Given data =>
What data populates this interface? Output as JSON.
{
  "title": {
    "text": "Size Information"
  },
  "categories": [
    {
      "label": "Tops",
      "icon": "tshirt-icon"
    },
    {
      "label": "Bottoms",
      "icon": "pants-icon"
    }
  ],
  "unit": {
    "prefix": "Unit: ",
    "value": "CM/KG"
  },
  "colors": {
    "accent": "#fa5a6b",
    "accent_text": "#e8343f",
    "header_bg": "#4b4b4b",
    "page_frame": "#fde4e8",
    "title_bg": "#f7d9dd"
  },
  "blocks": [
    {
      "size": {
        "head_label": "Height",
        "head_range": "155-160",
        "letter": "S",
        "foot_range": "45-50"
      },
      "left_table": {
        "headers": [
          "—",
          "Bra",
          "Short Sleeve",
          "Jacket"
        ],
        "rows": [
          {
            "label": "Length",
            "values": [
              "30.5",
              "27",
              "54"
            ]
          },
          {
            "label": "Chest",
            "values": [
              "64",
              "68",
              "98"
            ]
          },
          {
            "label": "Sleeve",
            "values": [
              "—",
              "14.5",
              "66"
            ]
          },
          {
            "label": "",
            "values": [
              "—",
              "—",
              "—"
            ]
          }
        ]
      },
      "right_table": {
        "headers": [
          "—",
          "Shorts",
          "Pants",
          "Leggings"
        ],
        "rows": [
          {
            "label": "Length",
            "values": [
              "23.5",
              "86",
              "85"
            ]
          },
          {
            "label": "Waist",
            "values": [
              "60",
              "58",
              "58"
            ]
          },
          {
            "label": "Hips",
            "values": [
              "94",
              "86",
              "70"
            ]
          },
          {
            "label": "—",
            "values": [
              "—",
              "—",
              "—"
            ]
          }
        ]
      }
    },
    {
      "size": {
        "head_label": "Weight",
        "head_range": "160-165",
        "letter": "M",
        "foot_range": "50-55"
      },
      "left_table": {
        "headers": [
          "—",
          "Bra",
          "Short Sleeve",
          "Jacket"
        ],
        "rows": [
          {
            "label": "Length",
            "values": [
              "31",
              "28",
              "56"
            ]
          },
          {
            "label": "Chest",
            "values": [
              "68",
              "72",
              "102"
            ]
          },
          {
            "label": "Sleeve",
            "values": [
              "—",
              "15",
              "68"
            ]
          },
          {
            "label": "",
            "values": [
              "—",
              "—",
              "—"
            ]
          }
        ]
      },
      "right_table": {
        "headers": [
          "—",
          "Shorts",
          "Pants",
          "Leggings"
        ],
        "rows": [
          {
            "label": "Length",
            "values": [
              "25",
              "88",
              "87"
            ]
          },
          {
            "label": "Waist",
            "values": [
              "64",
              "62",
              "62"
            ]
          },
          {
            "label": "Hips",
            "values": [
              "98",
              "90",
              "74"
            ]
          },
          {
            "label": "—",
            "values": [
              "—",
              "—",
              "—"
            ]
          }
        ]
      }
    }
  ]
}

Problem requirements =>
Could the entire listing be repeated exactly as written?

Output for this task =>
What data populates this interface? Output as JSON.
{
  "title": {
    "text": "Size Information"
  },
  "categories": [
    {
      "label": "Tops",
      "icon": "tshirt-icon"
    },
    {
      "label": "Bottoms",
      "icon": "pants-icon"
    }
  ],
  "unit": {
    "prefix": "Unit: ",
    "value": "CM/KG"
  },
  "colors": {
    "accent": "#fa5a6b",
    "accent_text": "#e8343f",
    "header_bg": "#4b4b4b",
    "page_frame": "#fde4e8",
    "title_bg": "#f7d9dd"
  },
  "blocks": [
    {
      "size": {
        "head_label": "Height",
        "head_range": "155-160",
        "letter": "S",
        "foot_range": "45-50"
      },
      "left_table": {
        "headers": [
          "—",
          "Bra",
          "Short Sleeve",
          "Jacket"
        ],
        "rows": [
          {
            "label": "Length",
            "values": [
              "30.5",
              "27",
              "54"
            ]
          },
          {
            "label": "Chest",
            "values": [
              "64",
              "68",
              "98"
            ]
          },
          {
            "label": "Sleeve",
            "values": [
              "—",
              "14.5",
              "66"
            ]
          },
          {
            "label": "",
            "values": [
              "—",
              "—",
              "—"
            ]
          }
        ]
      },
      "right_table": {
        "headers": [
          "—",
          "Shorts",
          "Pants",
          "Leggings"
        ],
        "rows": [
          {
            "label": "Length",
            "values": [
              "23.5",
              "86",
              "85"
            ]
          },
          {
            "label": "Waist",
            "values": [
              "60",
              "58",
              "58"
            ]
          },
          {
            "label": "Hips",
            "values": [
              "94",
              "86",
              "70"
            ]
          },
          {
            "label": "—",
            "values": [
              "—",
              "—",
              "—"
            ]
          }
        ]
      }
    },
    {
      "size": {
        "head_label": "Weight",
        "head_range": "160-165",
        "letter": "M",
        "foot_range": "50-55"
      },
      "left_table": {
        "headers": [
          "—",
          "Bra",
          "Short Sleeve",
          "Jacket"
        ],
        "rows": [
          {
            "label": "Length",
            "values": [
              "31",
              "28",
              "56"
            ]
          },
          {
            "label": "Chest",
            "values": [
              "68",
              "72",
              "102"
            ]
          },
          {
            "label": "Sleeve",
            "values": [
              "—",
              "15",
              "68"
            ]
          },
          {
            "label": "",
            "values": [
              "—",
              "—",
              "—"
            ]
          }
        ]
      },
      "right_table": {
        "headers": [
          "—",
          "Shorts",
          "Pants",
          "Leggings"
        ],
        "rows": [
          {
            "label": "Length",
            "values": [
              "25",
              "88",
              "87"
            ]
          },
          {
            "label": "Waist",
            "values": [
              "64",
              "62",
              "62"
            ]
          },
          {
            "label": "Hips",
            "values": [
              "98",
              "90",
              "74"
            ]
          },
          {
            "label": "—",
            "values": [
              "—",
              "—",
              "—"
            ]
          }
        ]
      }
    }
  ]
}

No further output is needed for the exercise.